Ethernet library v raw Internet: Is it suitable?

As the title suggests, I'm wondering whether the Arduino Ethernet library (v2) is actually capable of being placed into an Internet facing situation, long term? What I mean by this is installing it so that all and sundry can access it from the lawless Internet. I don't mean fronting it with a proper web server, but having the Ethernet shield directly exposed via port forwarding through a router.

My concern is abuse, or just over eager bots of all sorts. Things like:-

  • 20 accesses in 1 second
  • GoogleBot sucking it's life out
  • No method requests
  • Malformed URLs
  • 300 character long requests
  • Unexpected POSTs
  • Other evil deeds seen in access log files

I've tried to find one online somewhere, but every time I think I'm onto something I can never connect. They never seem to be up exactly when I go looking. This doesn't fill me with confidence. Is the Ethernet library only suitable for nicey nicey intranet use? Does anyone have experience of a long running Internet facing Arduino server?

As a server, or a client?

Oh, as a server of course :)

The Ethernet library provides the tools. It is up to you to use them to prevent the kinds of abuse you listed.

While there isn’t much you can do about bots queuing up so all the sockets are used, you can serve up a page quickly, so that the bot moves on.

I don’t know how you would EXPECT a POST or GET, so every one is unexpected. You can deal with them.

You know how much data is a reasonable amount. If a request contains 300 characters or more when 10 is reasonable, don’t save the last 290 characters, and serve up an appropriately reply (rudely).

PaulS, not what I meant.

I was referring to the library itself rather than my code. Is it robust? If a 300 character request /packet comes along, it's ingested anyway isn't it as part of the TCP/IP stack. Is the library susceptible to buffer overflows? Do too many concurrent connections cause it to fall over or are they rejected gracefully? SYN flood -> crash? Malformed packets? Has anyone abused Ethernet library and reported back?

The v2 library is v1.04 (strangely) which seems immature. There's only one execution bug listed on Git. The conclusion must be that the code's almost perfect. I see that Tx/Rx buffers are set to 2048 bytes each, but not sure how that fits into the 2K that's available on an Arduino Uno (ref.

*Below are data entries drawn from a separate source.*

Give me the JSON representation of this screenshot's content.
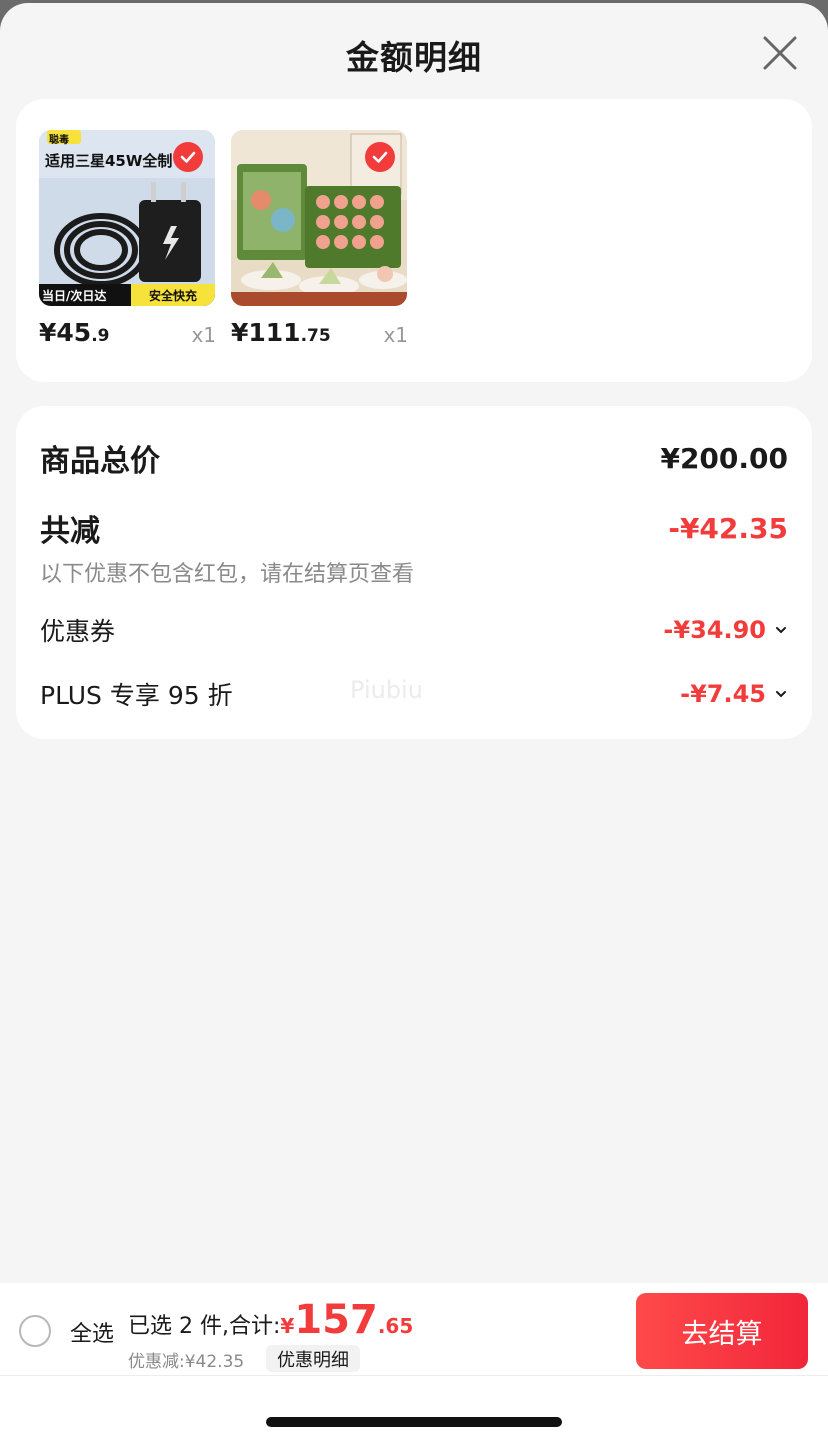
{
  "sheet": {
    "title": "金额明细",
    "close_icon": "close-icon"
  },
  "products": [
    {
      "thumb_badge": "聪毒",
      "thumb_title": "适用三星45W全制",
      "thumb_footer_left": "当日/次日达",
      "thumb_footer_right": "安全快充",
      "price_int": "¥45",
      "price_dec": ".9",
      "qty": "x1",
      "checked": true
    },
    {
      "price_int": "¥111",
      "price_dec": ".75",
      "qty": "x1",
      "checked": true
    }
  ],
  "summary": {
    "subtotal_label": "商品总价",
    "subtotal_value": "¥200.00",
    "reduction_label": "共减",
    "reduction_value": "-¥42.35",
    "note": "以下优惠不包含红包，请在结算页查看",
    "coupon_label": "优惠券",
    "coupon_value": "-¥34.90",
    "plus_label": "PLUS 专享 95 折",
    "plus_value": "-¥7.45",
    "watermark": "Piubiu"
  },
  "footer": {
    "select_all": "全选",
    "selected_count": "已选 2 件,合计:",
    "currency": "¥",
    "total_int": "157",
    "total_dec": ".65",
    "discount_line": "优惠减:¥42.35",
    "detail_chip": "优惠明细",
    "checkout": "去结算"
  },
  "colors": {
    "accent": "#f23c3c",
    "background": "#f5f5f5"
  }
}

Ethernet2/src/utility/w5500.h). What other issues might there be?

My only experience is with WebLogic and Tomcat which I can't get to run on an Uno. I don't expect my kit to do lots and lots, but I do expect it to do whatever little, extremely well. Do you (anyone) have any links to online (and working) Arduinos web servers ::)

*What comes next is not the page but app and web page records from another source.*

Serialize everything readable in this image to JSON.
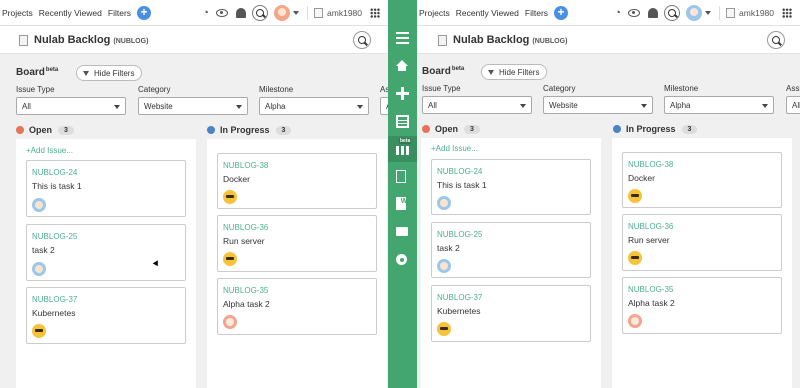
{
  "nav": {
    "projects": "Projects",
    "recently_viewed": "Recently Viewed",
    "filters": "Filters",
    "add": "+",
    "username": "amk1980"
  },
  "project": {
    "title": "Nulab Backlog",
    "key": "(NUBLOG)"
  },
  "board": {
    "title": "Board",
    "beta": "beta",
    "hide_filters": "Hide Filters"
  },
  "filters": {
    "issue_type": {
      "label": "Issue Type",
      "value": "All"
    },
    "category": {
      "label": "Category",
      "value": "Website"
    },
    "milestone": {
      "label": "Milestone",
      "value": "Alpha"
    },
    "assignee": {
      "label": "Assi",
      "value": "All"
    }
  },
  "columns": {
    "open": {
      "title": "Open",
      "count": "3",
      "color": "#e8735a",
      "add_issue": "+Add Issue..."
    },
    "in_progress": {
      "title": "In Progress",
      "count": "3",
      "color": "#4a84c4"
    }
  },
  "cards": {
    "open": [
      {
        "key": "NUBLOG-24",
        "summary": "This is task 1",
        "avatar": "blue-avatar"
      },
      {
        "key": "NUBLOG-25",
        "summary": "task 2",
        "avatar": "blue-avatar"
      },
      {
        "key": "NUBLOG-37",
        "summary": "Kubernetes",
        "avatar": "yellow-avatar"
      }
    ],
    "in_progress": [
      {
        "key": "NUBLOG-38",
        "summary": "Docker",
        "avatar": "yellow-avatar"
      },
      {
        "key": "NUBLOG-36",
        "summary": "Run server",
        "avatar": "yellow-avatar"
      },
      {
        "key": "NUBLOG-35",
        "summary": "Alpha task 2",
        "avatar": "pink-avatar"
      }
    ]
  },
  "sidebar": {
    "beta_badge": "beta",
    "wiki_letter": "W",
    "accent": "#42a66e"
  }
}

As for expectations, you'd always expect GETs on a page that hasn't got a FORM element or funky Ajax. How could you POST without being nasty?

Well, my board has been up for three days now continuously. It's dealt with the typical hack attacks like:-

********** new client ************** POST //%63%67%69%2D%62%69%6E/%70%68%70?%2D%64+%61%6C%6C%6F%77%5F%75%72%6C%5F%69%6E%63%6C%75%64%65%3D%6F%6E+%2D%64+%73%61%66%65%5F%6D%6F%64%65%3D%6F%66%66+%2D%64+%73%75%68%6F%73%69%6E%2E%73%69%6D%75%6C%61%74%69%6F%6E%3D%6F%6E+%2D%64+%64%69%73%61%62%6C%65%5F%66%75%6E%63%74%69%6F%6E%73%3D%22%22+%2D%64+%6F%70%65%6E%5F%62%61%73%65%64%69%72%3D%6E%6F%6E%65+%2D%64+%61%75%74%6F%5F%70%72%65%70%65%6E%64%5F%66%69%6C%65%3D%70%68%70%3A%2F%2F%69%6E%70%75%74+%2D%64+%63%67%69%2E%66%6F%72%63%65%5F%72%65%64%69%72%65%63%74%3D%30+%2D%64+%63%67%69%2E%72%65%64%69%72%65%63%74%5F%73%74%61%74%75%73%5F%65%6E%76%3D%30+%2D%64+%61%75%74%6F%5F%70%72%65%70%65%6E%64%5F%66%69%6C%65%3D%70%68%70%3A%2F%2F%69%6E%70%75%74+%2D%6E HTTP/1.1 Host: -c Content-Type: application/x-www-form-urlencoded Content-Length: 152

client disconnected

which is a bash at php. It seems to handle long POSTs quite well so there doesn't seem to be buffer issue. So far.

It's at if anyone wants a go. It's just a test page with an analogue port reading and millis(). For the science :smiling_imp:

You should never treat any incoming connection as "expected", or in proper terms: "trusted". Every bit of incoming data must be verified, and everything that does not pass verification discarded. That includes the length of incoming requests, which indeed could cause buffer overflows. That's how you prevent most of the attacks.

DOS attacks are much harder to defend against.